Rest assured there is more than enough to eat. Most people fare well on a paleo diet that is primarily vegetables (a diverse array of plenty of vegetables helps create the healthy gut bacteria that improve immunity.)
More importantly, symptoms and general health improves so dramatically that people come to love their new diet and despise the way they feel after they cheat.
Ask my office for more information about implementing a gluten- and dairy-free diet.
Did you know too much iron is toxic and inflammatory? If you are working to manage a chronic inflammatory condition, make sure high iron levels aren’t sabotaging your efforts. (Likewise, low iron levels can also make it difficult or impossible to heal.)
Hemochromatosis is a genetic disorder in which the body absorbs too much dietary iron. It is a relatively common condition, affecting approximately a million people in the United States. Symptoms typically include joint pain, chronic fatigue, heart flutters, and abdominal pain. Untreated hemochromatosis increases the risk of diabetes, arthritis, liver inflammation (cirrhosis), sexual dysfunction, and other diseases.
Psychological symptoms may include depression, anxiety, nervous tics, and obsessive compulsive disorder. Iron accumulation in the basal ganglia of the brain can interfere significantly with neurological functioning, leading to movement disorders and/or dementia.
Because symptoms vary so much and the disorder is associated with differing conditions, hemochromatosis often goes undiagnosed. If hemochromatosis is suspected, a series of three blood tests known collectively as the Iron Panel confirm diagnosis.

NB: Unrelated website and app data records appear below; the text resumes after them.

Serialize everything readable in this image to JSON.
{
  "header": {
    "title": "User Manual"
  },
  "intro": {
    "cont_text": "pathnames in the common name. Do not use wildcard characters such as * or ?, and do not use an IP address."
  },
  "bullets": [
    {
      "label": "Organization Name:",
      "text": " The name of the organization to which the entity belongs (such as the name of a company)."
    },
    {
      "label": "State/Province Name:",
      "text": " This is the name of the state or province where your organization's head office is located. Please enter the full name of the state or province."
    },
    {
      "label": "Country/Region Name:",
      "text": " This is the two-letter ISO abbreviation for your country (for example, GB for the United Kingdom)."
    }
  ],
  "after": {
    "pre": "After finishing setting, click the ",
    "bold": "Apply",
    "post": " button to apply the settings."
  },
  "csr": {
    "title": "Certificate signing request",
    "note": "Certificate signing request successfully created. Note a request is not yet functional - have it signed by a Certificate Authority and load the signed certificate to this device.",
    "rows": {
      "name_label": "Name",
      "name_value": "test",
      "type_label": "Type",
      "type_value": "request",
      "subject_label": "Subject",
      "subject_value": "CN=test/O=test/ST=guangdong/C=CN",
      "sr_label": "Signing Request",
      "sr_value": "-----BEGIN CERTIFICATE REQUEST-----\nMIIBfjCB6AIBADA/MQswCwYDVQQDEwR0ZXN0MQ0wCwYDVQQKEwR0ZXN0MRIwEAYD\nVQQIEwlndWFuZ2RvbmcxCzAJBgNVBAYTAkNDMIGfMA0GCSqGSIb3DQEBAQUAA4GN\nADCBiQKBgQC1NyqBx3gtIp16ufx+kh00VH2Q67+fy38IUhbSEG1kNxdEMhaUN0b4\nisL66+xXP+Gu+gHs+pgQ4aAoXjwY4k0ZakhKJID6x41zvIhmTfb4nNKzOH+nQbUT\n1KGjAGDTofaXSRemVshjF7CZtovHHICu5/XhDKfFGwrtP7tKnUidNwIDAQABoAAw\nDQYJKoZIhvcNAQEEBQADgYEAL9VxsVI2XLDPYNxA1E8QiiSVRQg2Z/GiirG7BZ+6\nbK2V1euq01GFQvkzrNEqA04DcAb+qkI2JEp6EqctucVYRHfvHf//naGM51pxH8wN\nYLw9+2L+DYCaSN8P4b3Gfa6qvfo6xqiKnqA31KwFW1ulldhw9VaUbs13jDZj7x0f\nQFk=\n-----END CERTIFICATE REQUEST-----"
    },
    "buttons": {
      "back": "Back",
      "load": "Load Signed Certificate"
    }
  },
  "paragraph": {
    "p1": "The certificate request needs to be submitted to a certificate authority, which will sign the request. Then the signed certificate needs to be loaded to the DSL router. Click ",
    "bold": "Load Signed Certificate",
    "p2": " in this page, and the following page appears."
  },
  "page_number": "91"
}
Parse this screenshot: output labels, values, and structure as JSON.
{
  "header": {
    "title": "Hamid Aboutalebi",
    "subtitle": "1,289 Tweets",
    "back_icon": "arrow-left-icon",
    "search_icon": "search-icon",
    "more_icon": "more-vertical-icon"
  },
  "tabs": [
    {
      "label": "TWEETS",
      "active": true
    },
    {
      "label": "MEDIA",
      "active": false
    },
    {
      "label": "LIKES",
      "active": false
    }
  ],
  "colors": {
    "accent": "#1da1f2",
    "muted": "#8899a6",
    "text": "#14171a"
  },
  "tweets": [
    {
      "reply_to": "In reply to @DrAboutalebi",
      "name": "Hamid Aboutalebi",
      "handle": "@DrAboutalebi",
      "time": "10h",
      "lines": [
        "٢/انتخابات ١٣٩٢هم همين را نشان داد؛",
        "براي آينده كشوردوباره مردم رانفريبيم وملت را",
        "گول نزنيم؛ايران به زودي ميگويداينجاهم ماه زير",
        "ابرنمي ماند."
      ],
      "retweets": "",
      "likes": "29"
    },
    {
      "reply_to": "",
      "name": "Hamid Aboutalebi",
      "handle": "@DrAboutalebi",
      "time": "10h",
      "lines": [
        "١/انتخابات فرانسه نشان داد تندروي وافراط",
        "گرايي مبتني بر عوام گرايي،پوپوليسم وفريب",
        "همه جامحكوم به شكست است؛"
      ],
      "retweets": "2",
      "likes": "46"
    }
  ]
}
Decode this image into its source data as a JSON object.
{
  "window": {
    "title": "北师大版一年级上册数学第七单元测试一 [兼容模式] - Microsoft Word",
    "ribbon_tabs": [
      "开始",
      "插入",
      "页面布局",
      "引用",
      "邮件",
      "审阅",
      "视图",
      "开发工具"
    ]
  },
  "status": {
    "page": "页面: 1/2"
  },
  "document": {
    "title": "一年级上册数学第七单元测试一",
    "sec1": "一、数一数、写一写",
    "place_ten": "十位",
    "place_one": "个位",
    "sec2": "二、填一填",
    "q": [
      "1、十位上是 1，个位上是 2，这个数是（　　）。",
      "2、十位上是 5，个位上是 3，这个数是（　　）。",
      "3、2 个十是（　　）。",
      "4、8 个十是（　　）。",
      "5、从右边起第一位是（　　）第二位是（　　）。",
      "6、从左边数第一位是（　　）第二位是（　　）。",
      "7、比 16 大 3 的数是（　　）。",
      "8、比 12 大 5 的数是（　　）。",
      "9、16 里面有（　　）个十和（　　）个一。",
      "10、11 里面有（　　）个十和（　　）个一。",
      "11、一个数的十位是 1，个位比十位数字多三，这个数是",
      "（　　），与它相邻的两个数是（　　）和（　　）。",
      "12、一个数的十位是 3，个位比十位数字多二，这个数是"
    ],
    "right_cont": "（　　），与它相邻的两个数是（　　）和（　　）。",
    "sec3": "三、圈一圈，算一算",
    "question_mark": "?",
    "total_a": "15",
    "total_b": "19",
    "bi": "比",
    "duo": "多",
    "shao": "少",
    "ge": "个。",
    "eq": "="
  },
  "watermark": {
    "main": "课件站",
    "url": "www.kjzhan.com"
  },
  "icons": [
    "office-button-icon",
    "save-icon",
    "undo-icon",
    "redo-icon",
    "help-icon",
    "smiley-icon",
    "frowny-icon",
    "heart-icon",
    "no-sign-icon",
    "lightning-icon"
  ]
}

Once hemochromatosis has been identified, it can be addressed in two ways. The medical treatment for hemochromatosis is phlebotomy, which means periodically drawing blood from the body. This helps normalize the body’s iron levels and can relieve many, though not all, hemochromatosis symptoms.

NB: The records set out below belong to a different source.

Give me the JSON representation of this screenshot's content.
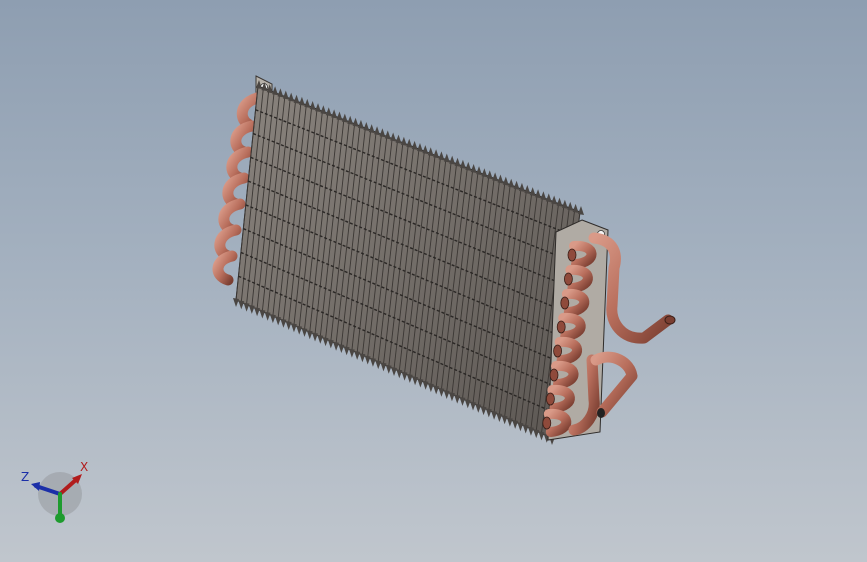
{
  "viewport": {
    "background_top": "#8e9eb1",
    "background_bottom": "#c0c6cd"
  },
  "model": {
    "part": "heat-exchanger-condenser",
    "fin_color": "#6e6a66",
    "plate_color": "#b0aba4",
    "tube_color": "#b86e5c"
  },
  "triad": {
    "x_label": "X",
    "z_label": "Z",
    "x_color": "#b11c1c",
    "y_color": "#1e9b2e",
    "z_color": "#1b2fa8"
  }
}
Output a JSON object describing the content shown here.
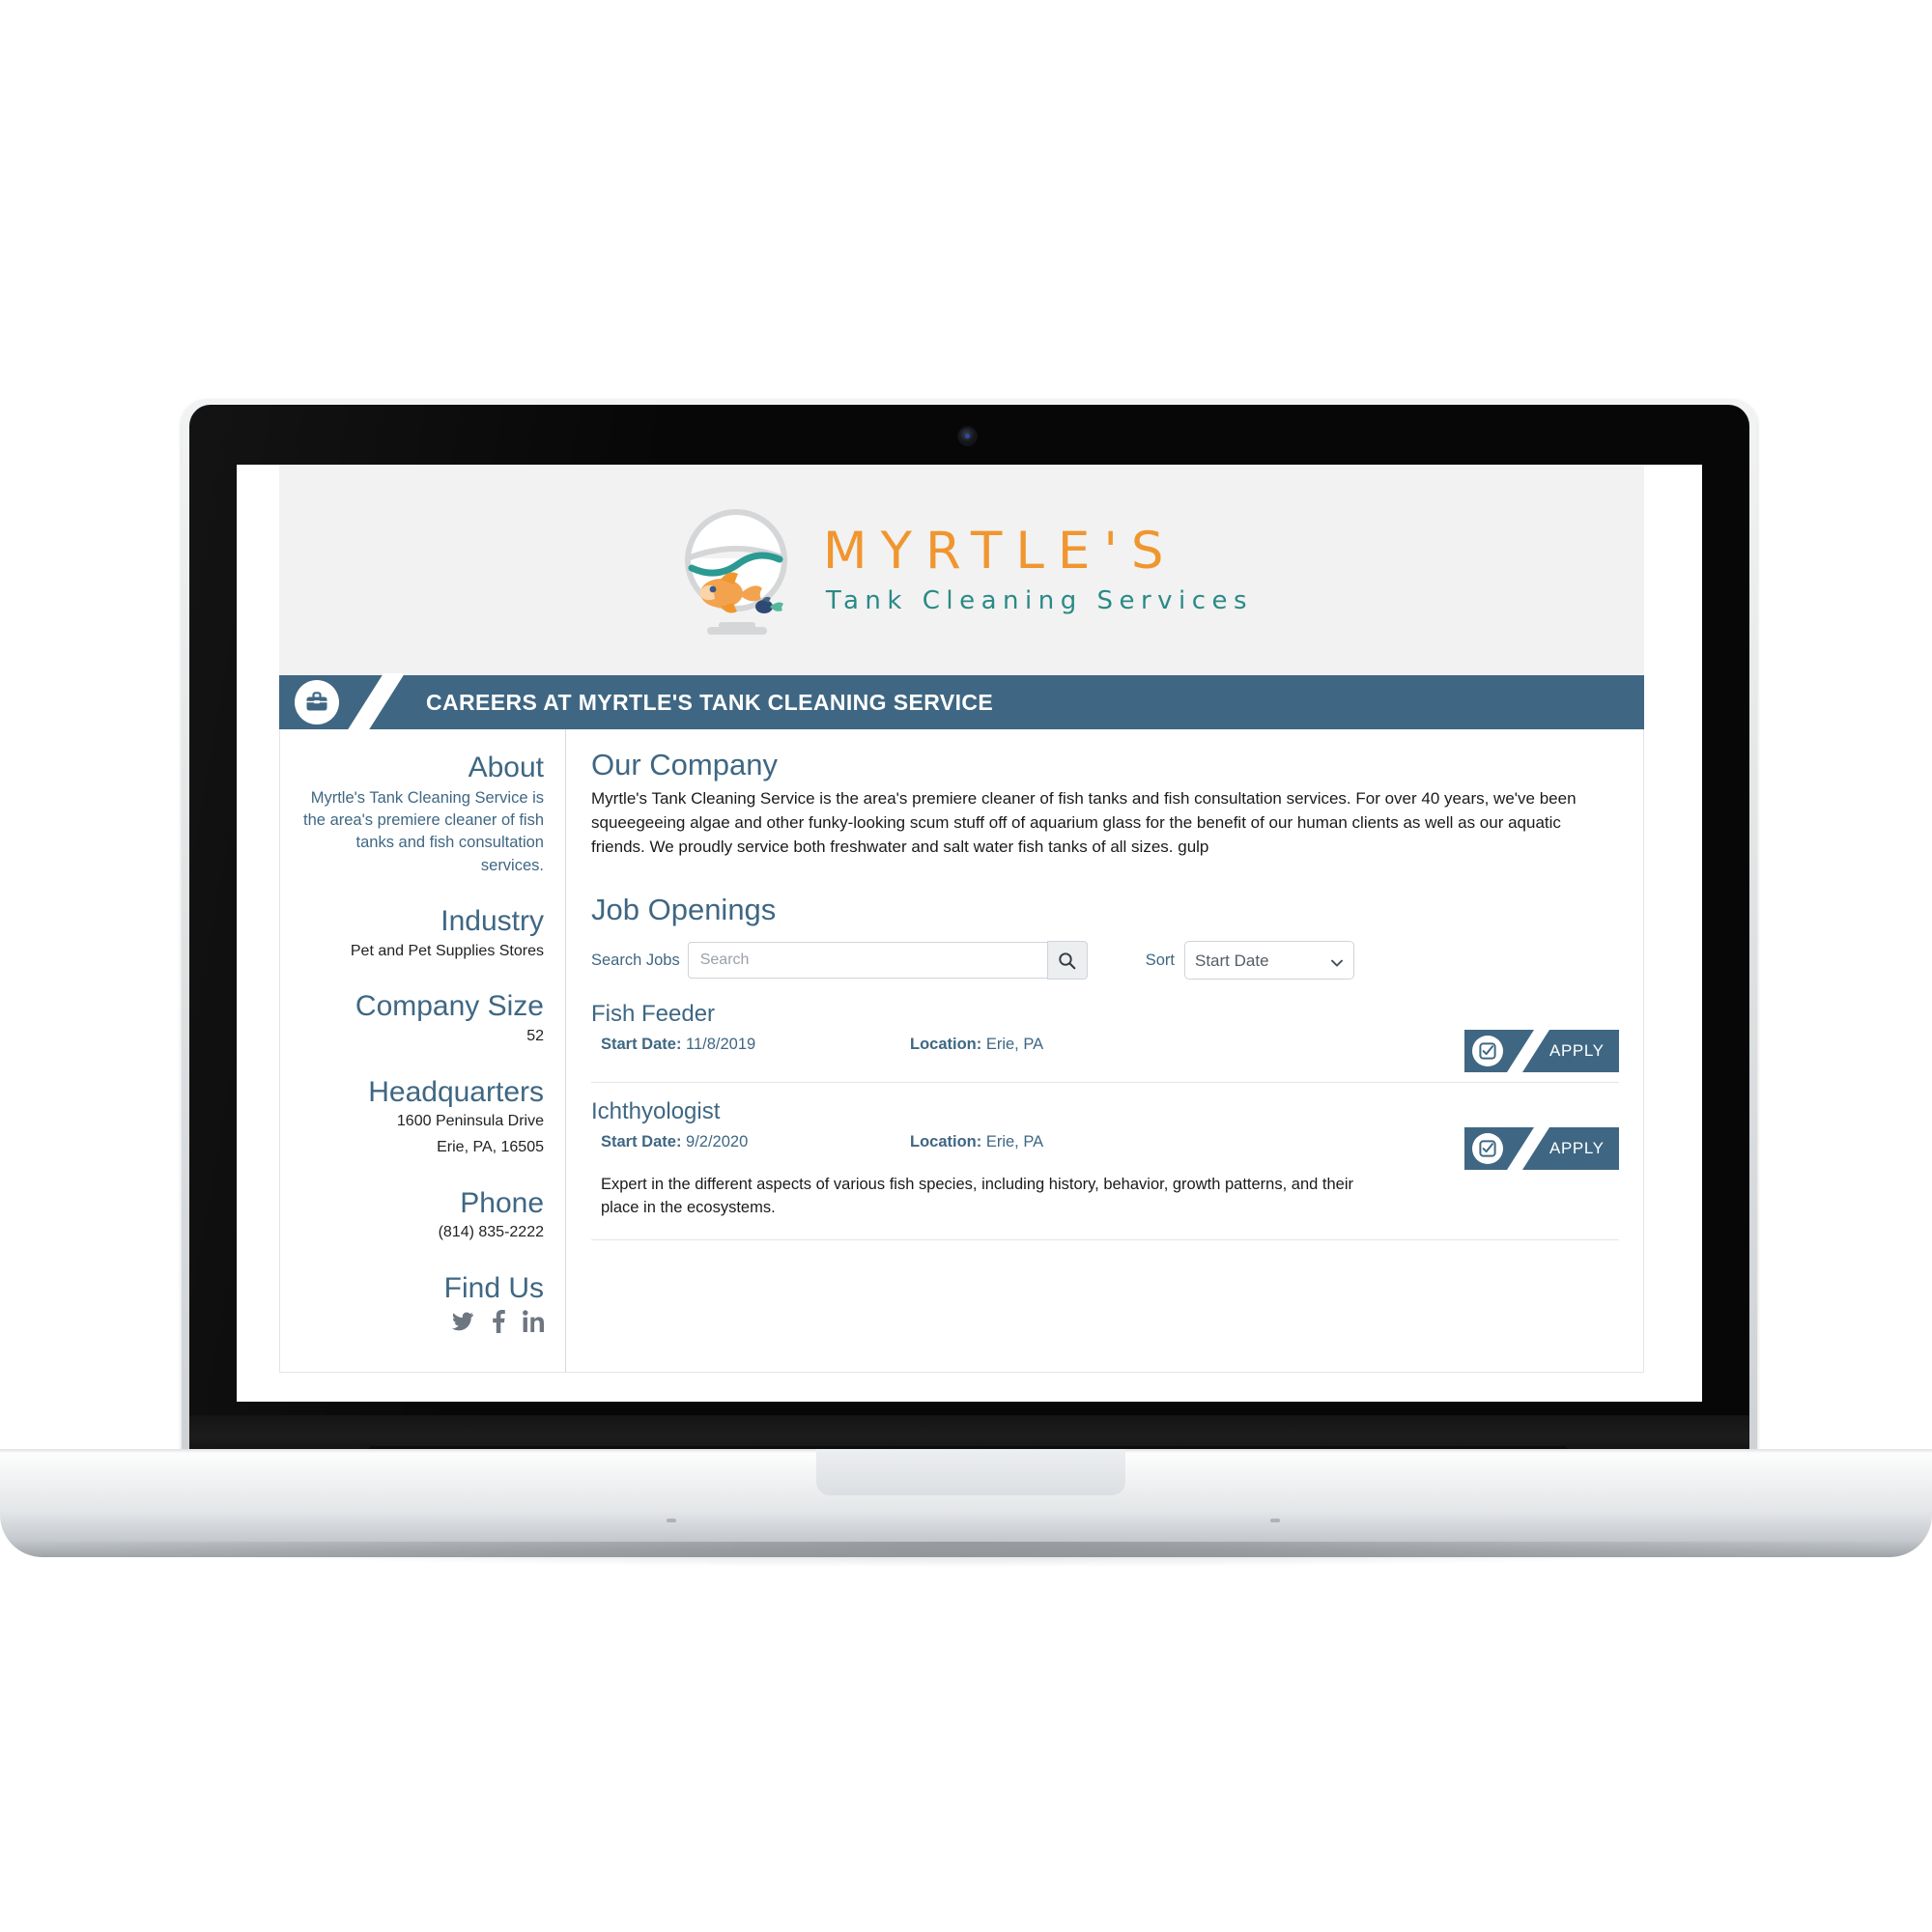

The other way to alleviate symptoms and reduce the dangers of hemochromatosis is through diet — avoiding certain foods and supplements, while favoring others.

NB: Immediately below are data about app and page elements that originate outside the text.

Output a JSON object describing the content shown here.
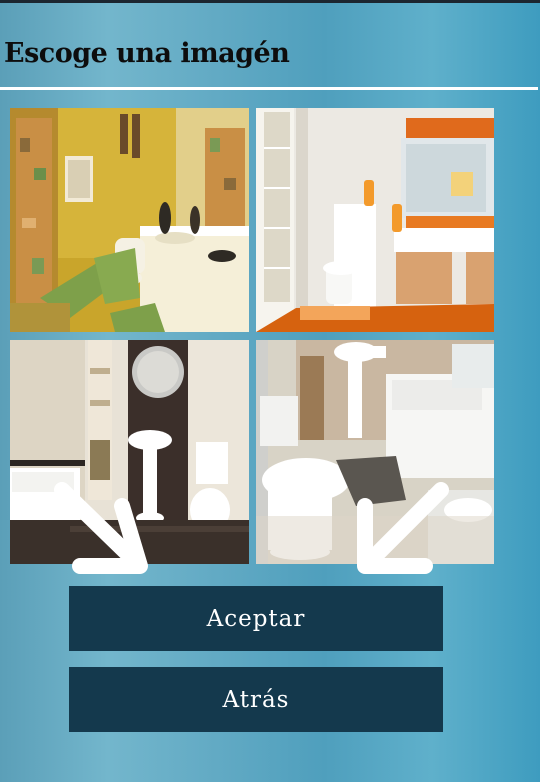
{
  "page": {
    "title": "Escoge una imagén"
  },
  "gallery": {
    "images": [
      {
        "subject": "yellow bathroom with green rugs"
      },
      {
        "subject": "white and orange bathroom"
      },
      {
        "subject": "bathroom with bathtub and round mirror"
      },
      {
        "subject": "bathroom with toilet and bathtub"
      }
    ]
  },
  "buttons": {
    "accept_label": "Aceptar",
    "back_label": "Atrás"
  },
  "colors": {
    "button_bg": "#14394d",
    "button_text": "#ffffff",
    "divider": "#ffffff",
    "title_text": "#0d0d0d"
  },
  "icons": {
    "left_arrow": "arrow-down-right-icon",
    "right_arrow": "arrow-down-left-icon"
  }
}
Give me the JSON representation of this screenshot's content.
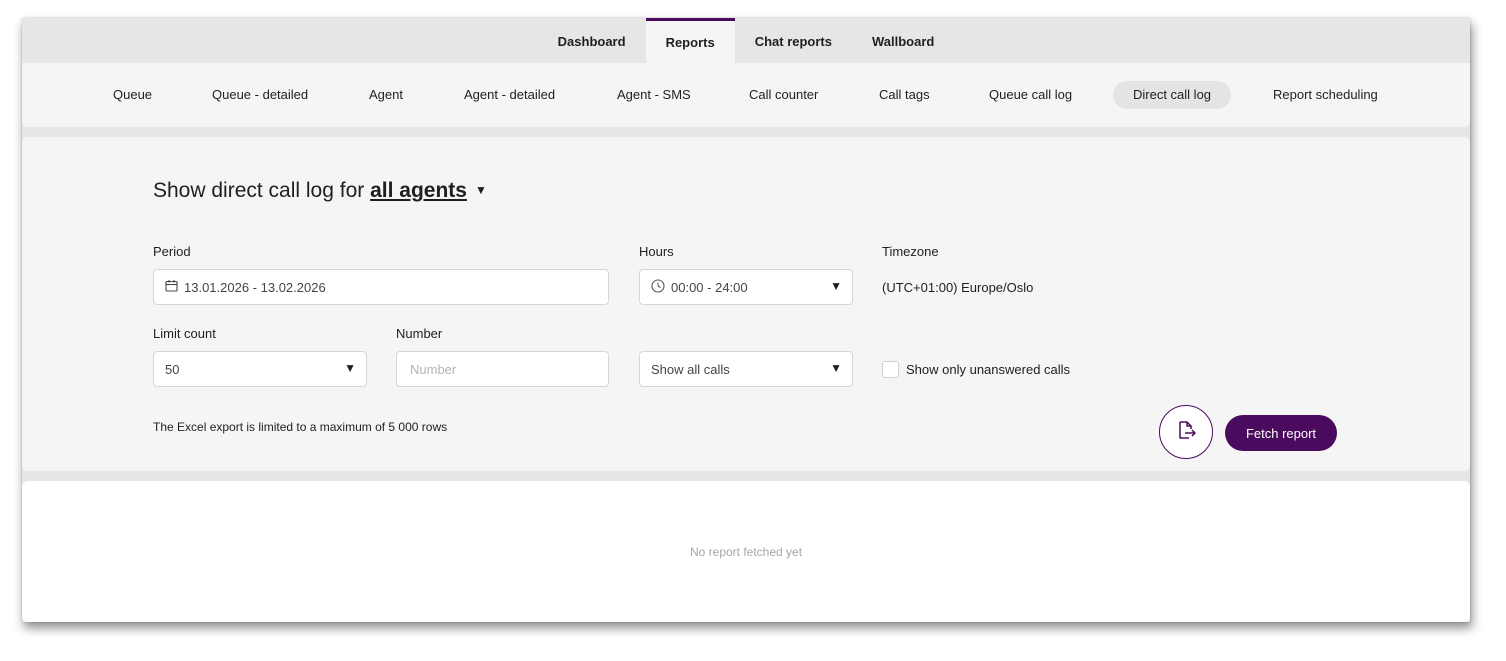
{
  "top_tabs": [
    {
      "label": "Dashboard",
      "active": false
    },
    {
      "label": "Reports",
      "active": true
    },
    {
      "label": "Chat reports",
      "active": false
    },
    {
      "label": "Wallboard",
      "active": false
    }
  ],
  "sub_tabs": [
    {
      "label": "Queue"
    },
    {
      "label": "Queue - detailed"
    },
    {
      "label": "Agent"
    },
    {
      "label": "Agent - detailed"
    },
    {
      "label": "Agent - SMS"
    },
    {
      "label": "Call counter"
    },
    {
      "label": "Call tags"
    },
    {
      "label": "Queue call log"
    },
    {
      "label": "Direct call log",
      "active": true
    },
    {
      "label": "Report scheduling"
    }
  ],
  "filter": {
    "title_prefix": "Show direct call log for",
    "title_agents": "all agents",
    "period_label": "Period",
    "period_value": "13.01.2026 - 13.02.2026",
    "hours_label": "Hours",
    "hours_value": "00:00 - 24:00",
    "timezone_label": "Timezone",
    "timezone_value": "(UTC+01:00) Europe/Oslo",
    "limit_label": "Limit count",
    "limit_value": "50",
    "number_label": "Number",
    "number_placeholder": "Number",
    "calls_filter_value": "Show all calls",
    "unanswered_label": "Show only unanswered calls",
    "unanswered_checked": false,
    "export_note": "The Excel export is limited to a maximum of 5 000 rows",
    "fetch_label": "Fetch report"
  },
  "result": {
    "empty_message": "No report fetched yet"
  },
  "colors": {
    "accent": "#4a0a5e",
    "background": "#e6e6e6",
    "panel": "#f5f5f5"
  }
}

What to Avoid
Don’t take iron supplements or multivitamins that contain iron. Even people who have not been diagnosed with hemochromatosis should be cautious of iron supplements (many different factors besides iron deficiency cause anemia, find the root cause for your anemia before taking iron).
Certain medical conditions, such as restless leg syndrome, are associated with iron deficiency, and iron supplements may be prescribed or recommended for these conditions. However, anyone should have their iron levels checked first before taking supplements.
Stay away from vitamin C supplements and orange juice, as vitamin C increases iron absorption. (It is generally okay, however, to eat whole foods that contain vitamin C.)
Avoid or at least minimize alcohol consumption. Alcohol compromises liver function, the organ most vulnerable to too much iron.
Stay away from shellfish and raw fish as they may contain infectious bacteria that people with hemochromatosis are particularly vulnerable to.
Avoid or minimize red meat consumption. Red meat contains a form of iron that the body absorbs most easily.
Avoid or minimize sugar intake. Sugar increases iron absorption.
What to Increase
Essentially, there are two types of foods that a person with hemochromatosis should eat plenty of.
The first category is foods that inhibit iron absorption, such as:
- Green or black tea
- Raw kale
- Foods rich in calcium, magnesium, polyphenols, tannins, phylates and/or oxalates.
The second category is foods that contain iron, but in a form difficult to absorb. Nearly all vegetables, fruits, whole grains, nuts, and beans are in this category. Many of them contain oxalates as well, which reduce iron absorption.
If you are going to occasionally consume some foods that have easily absorbed iron, such as meat or sweets, combine them with foods that block iron absorption.
A hemochromatosis diet need not necessarily be overly strict. Much of it will depend on an individual’s level of iron overload, as revealed by lab tests. Ask my office for more information on hemochromatosis and whether it may be hindering your functional medicine protocol.